The History of Football Tactics, Orion, 2008, 356p.
This book does exactly what it sets out to, describing the evolution of football tactics from their formless beginnings when everybody on the pitch, apart from the goalkeeper, dribbled towards the opponents’ goal with team mates “backing up” in case the ball was lost, through the invention of passing (or, as it was delightfully phrased, combination play; I like that, let’s bring it back) in Scotland, the first real formation of 2-3-5 – one of whose pioneers was my beloved Dumbarton – mentioned on page 23 but not, alas, in the index – in winning their sole Scottish Cup in 1800 and long time ago, 1883 to be precise: its gradual stalemating till the offside law was changed in the 1920s to allow only two defenders between ball and goal line which in turn led to the withdrawal of the centre half into the back line of a 3-2-5 and the “classic” three defender, two half back, two inside forward, plus centre forward line-up of the W-M or W-W. The later adaptations of this formation (in some cases, as in Great Britain, very much later) via the diagonal, through the deep lying centre forward, 4-2-4, 4-4-2, 4-3-3 and 3-5-2, by which time the pyramid of the book’s title had been inverted, leading on to 4-5-1, even 4-6-0, plus the variations of all of these and the pressing game, are given their place and their innovators due recognition.
In particular the histories of football in various countries, Brazil, Argentina, Italy, Austria, Hungary, the USSR, the Netherlands, England, even a foray into the Scandinavian experience, and the life histories of the various coaches concerned, are admirably laid out as is the tension between attack and defence, creativity and negativity, craft and effort. Through it all the importance of system is a given. A well-organised and drilled side will always beat a disorganised one, or one following too rigid a previous template, provided the system is understood and adhered to.
The tendency for any innovations to be imitated at first mainly in a defensive sense is noted and in passing the notions of Charles Reep and Charles Hughes of direct football being particularly effective is knocked on the head, even on statistical grounds.

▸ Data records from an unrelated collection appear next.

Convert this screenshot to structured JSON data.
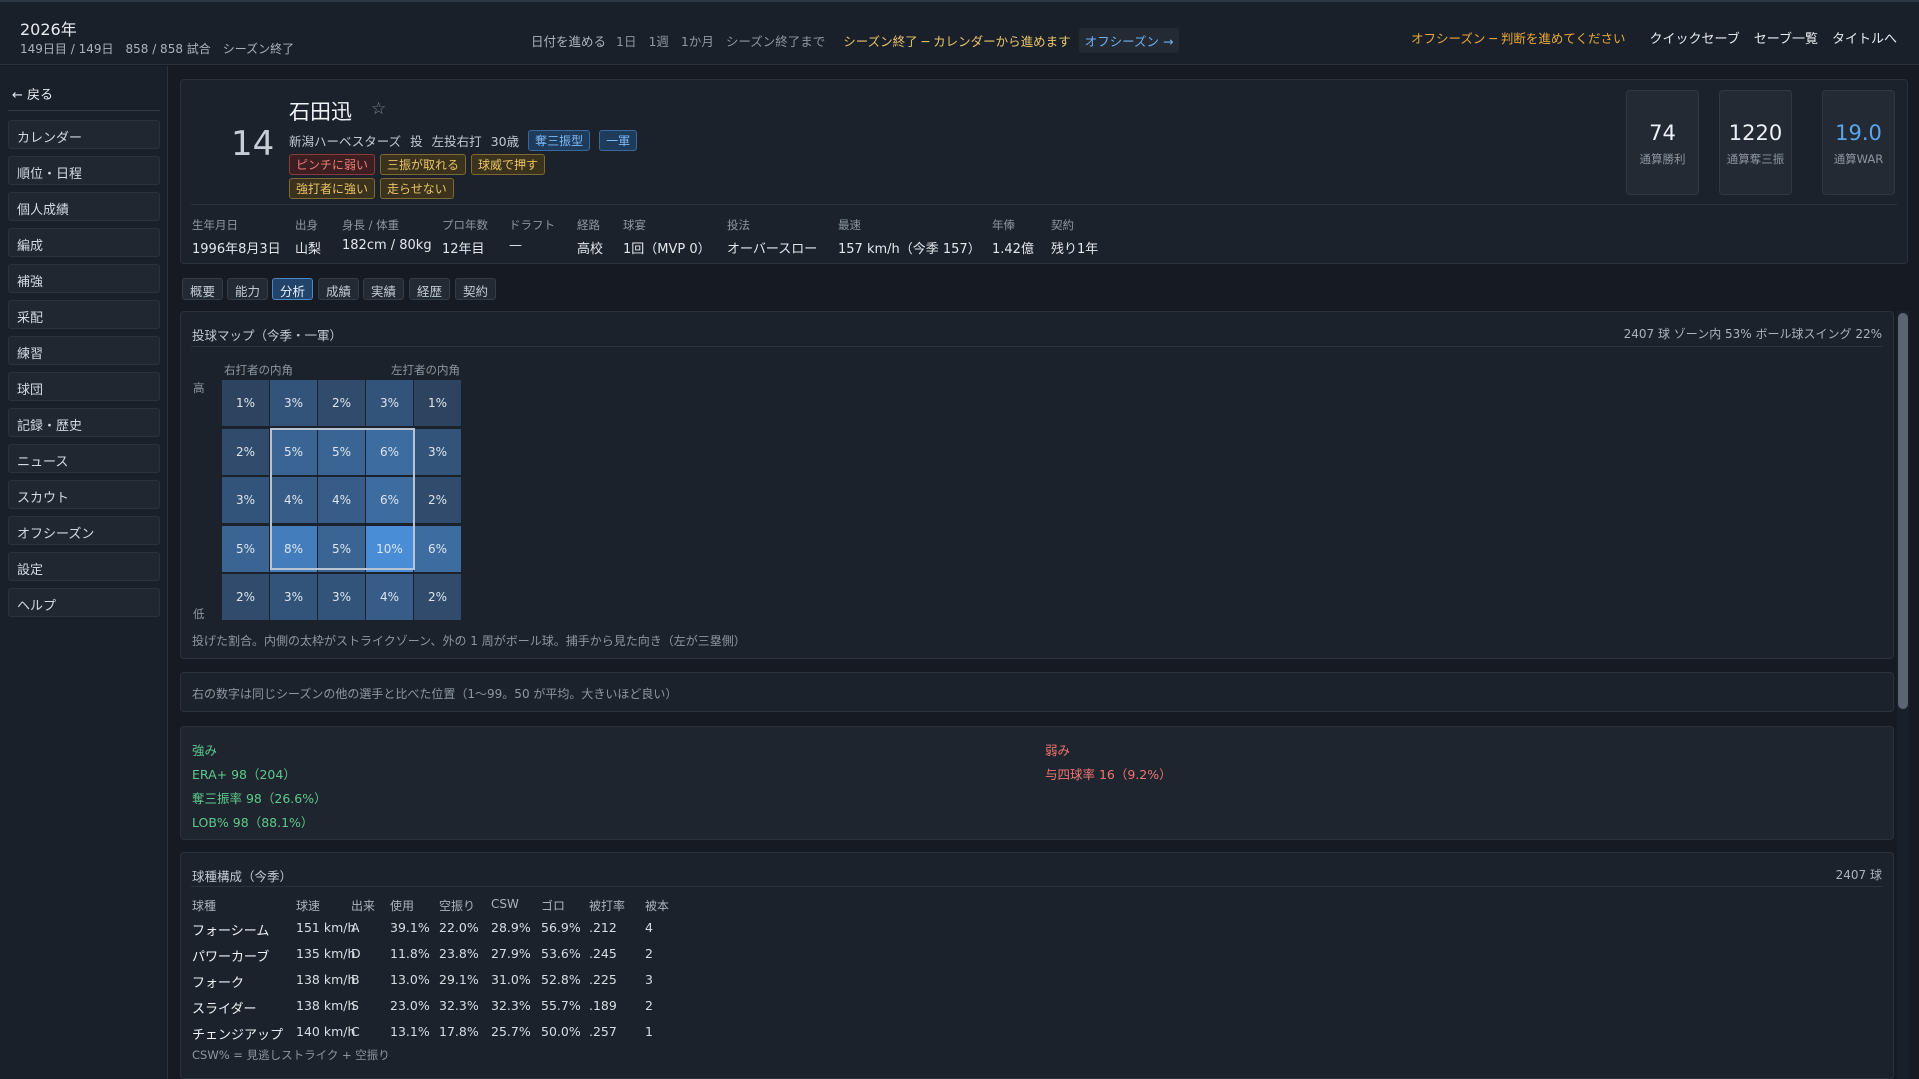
{
  "topbar": {
    "year": "2026年",
    "sub": "149日目 / 149日　858 / 858 試合　シーズン終了",
    "advance_label": "日付を進める",
    "advance_options": [
      "1日",
      "1週",
      "1か月",
      "シーズン終了まで"
    ],
    "season_warning": "シーズン終了 ─ カレンダーから進めます",
    "offseason_button": "オフシーズン →",
    "right_warning": "オフシーズン ─ 判断を進めてください",
    "quick_save": "クイックセーブ",
    "save_list": "セーブ一覧",
    "to_title": "タイトルへ"
  },
  "sidebar": {
    "back": "← 戻る",
    "items": [
      "カレンダー",
      "順位・日程",
      "個人成績",
      "編成",
      "補強",
      "采配",
      "練習",
      "球団",
      "記録・歴史",
      "ニュース",
      "スカウト",
      "オフシーズン",
      "設定",
      "ヘルプ"
    ]
  },
  "player": {
    "number": "14",
    "name": "石田迅",
    "star": "☆",
    "team": "新潟ハーベスターズ",
    "position": "投",
    "throws_bats": "左投右打",
    "age": "30歳",
    "badges": [
      "奪三振型",
      "一軍"
    ],
    "traits_row1": [
      "ピンチに弱い",
      "三振が取れる",
      "球威で押す"
    ],
    "traits_row2": [
      "強打者に強い",
      "走らせない"
    ],
    "stats": [
      {
        "value": "74",
        "label": "通算勝利"
      },
      {
        "value": "1220",
        "label": "通算奪三振"
      },
      {
        "value": "19.0",
        "label": "通算WAR"
      }
    ],
    "info": [
      {
        "key": "生年月日",
        "value": "1996年8月3日"
      },
      {
        "key": "出身",
        "value": "山梨"
      },
      {
        "key": "身長 / 体重",
        "value": "182cm / 80kg"
      },
      {
        "key": "プロ年数",
        "value": "12年目"
      },
      {
        "key": "ドラフト",
        "value": "—"
      },
      {
        "key": "経路",
        "value": "高校"
      },
      {
        "key": "球宴",
        "value": "1回（MVP 0）"
      },
      {
        "key": "投法",
        "value": "オーバースロー"
      },
      {
        "key": "最速",
        "value": "157 km/h（今季 157）"
      },
      {
        "key": "年俸",
        "value": "1.42億"
      },
      {
        "key": "契約",
        "value": "残り1年"
      }
    ]
  },
  "tabs": [
    "概要",
    "能力",
    "分析",
    "成績",
    "実績",
    "経歴",
    "契約"
  ],
  "active_tab": "分析",
  "pitch_map": {
    "title": "投球マップ（今季・一軍）",
    "summary": "2407 球  ゾーン内 53%  ボール球スイング 22%",
    "label_right_inside": "右打者の内角",
    "label_left_inside": "左打者の内角",
    "label_high": "高",
    "label_low": "低",
    "cells": [
      [
        "1%",
        "3%",
        "2%",
        "3%",
        "1%"
      ],
      [
        "2%",
        "5%",
        "5%",
        "6%",
        "3%"
      ],
      [
        "3%",
        "4%",
        "4%",
        "6%",
        "2%"
      ],
      [
        "5%",
        "8%",
        "5%",
        "10%",
        "6%"
      ],
      [
        "2%",
        "3%",
        "3%",
        "4%",
        "2%"
      ]
    ],
    "values": [
      [
        1,
        3,
        2,
        3,
        1
      ],
      [
        2,
        5,
        5,
        6,
        3
      ],
      [
        3,
        4,
        4,
        6,
        2
      ],
      [
        5,
        8,
        5,
        10,
        6
      ],
      [
        2,
        3,
        3,
        4,
        2
      ]
    ],
    "note": "投げた割合。内側の太枠がストライクゾーン、外の 1 周がボール球。捕手から見た向き（左が三塁側）"
  },
  "percentile_note": "右の数字は同じシーズンの他の選手と比べた位置（1〜99。50 が平均。大きいほど良い）",
  "strengths": {
    "title": "強み",
    "items": [
      "ERA+ 98（204）",
      "奪三振率 98（26.6%）",
      "LOB% 98（88.1%）"
    ]
  },
  "weaknesses": {
    "title": "弱み",
    "items": [
      "与四球率 16（9.2%）"
    ]
  },
  "pitch_mix": {
    "title": "球種構成（今季）",
    "total": "2407 球",
    "headers": [
      "球種",
      "球速",
      "出来",
      "使用",
      "空振り",
      "CSW",
      "ゴロ",
      "被打率",
      "被本"
    ],
    "rows": [
      [
        "フォーシーム",
        "151 km/h",
        "A",
        "39.1%",
        "22.0%",
        "28.9%",
        "56.9%",
        ".212",
        "4"
      ],
      [
        "パワーカーブ",
        "135 km/h",
        "D",
        "11.8%",
        "23.8%",
        "27.9%",
        "53.6%",
        ".245",
        "2"
      ],
      [
        "フォーク",
        "138 km/h",
        "B",
        "13.0%",
        "29.1%",
        "31.0%",
        "52.8%",
        ".225",
        "3"
      ],
      [
        "スライダー",
        "138 km/h",
        "S",
        "23.0%",
        "32.3%",
        "32.3%",
        "55.7%",
        ".189",
        "2"
      ],
      [
        "チェンジアップ",
        "140 km/h",
        "C",
        "13.1%",
        "17.8%",
        "25.7%",
        "50.0%",
        ".257",
        "1"
      ]
    ],
    "footnote": "CSW% = 見逃しストライク + 空振り"
  },
  "colors": {
    "accent": "#4c86c3",
    "strength": "#5ec98a",
    "weakness": "#f07470",
    "warning": "#e8c46a"
  }
}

In some cases it can be, as can any system, but against good players who can keep possession directness will fall down.
Whether football’s evolution has ended is a moot point but in the modern world with global TV coverage and worldwide scouting it is unlikely any team will be able to spring a truly revolutionary tactical surprise. But then again before that offside law alteration there had been little or no tactical change for around thirty years. In Britain, the W-M then held sway for another forty or so.
But the centre half disappeared as a half back, wingers disappeared, full backs became wing backs, wing halves and inside forwards turned into central defenders or midfielders, who evolved into holding players or playmakers; and the playmaker has all but disappeared. The centre forward may go the same way. (I would say that, arguably, with Barcelona, he already has. Messi is not a centre forward, Villa and Pedro tend not to play up the middle.)
In modern football flexibility within a system is a key ingredient, and fluidity. Modern players at the top level are no longer specialists in the way they were. Everyone is an attacker and defender at the same time. (However some will always remain more gifted and more general than others. At the level I watch football the demarcation of roles is still pronounced. I doubt that will change soon.) Football is actually a game played with space – or denying it – and not really with the ball. But, as Barcelona demonstrate, possession, keeping it and regaining it, certainly helps.
The book has occasional infelicities of the sprung for sprang type and a few typos but for all those interested in football and how it came to be the way it is this is a wonderful, informative and illuminating read. I thank my younger son for lending it to me.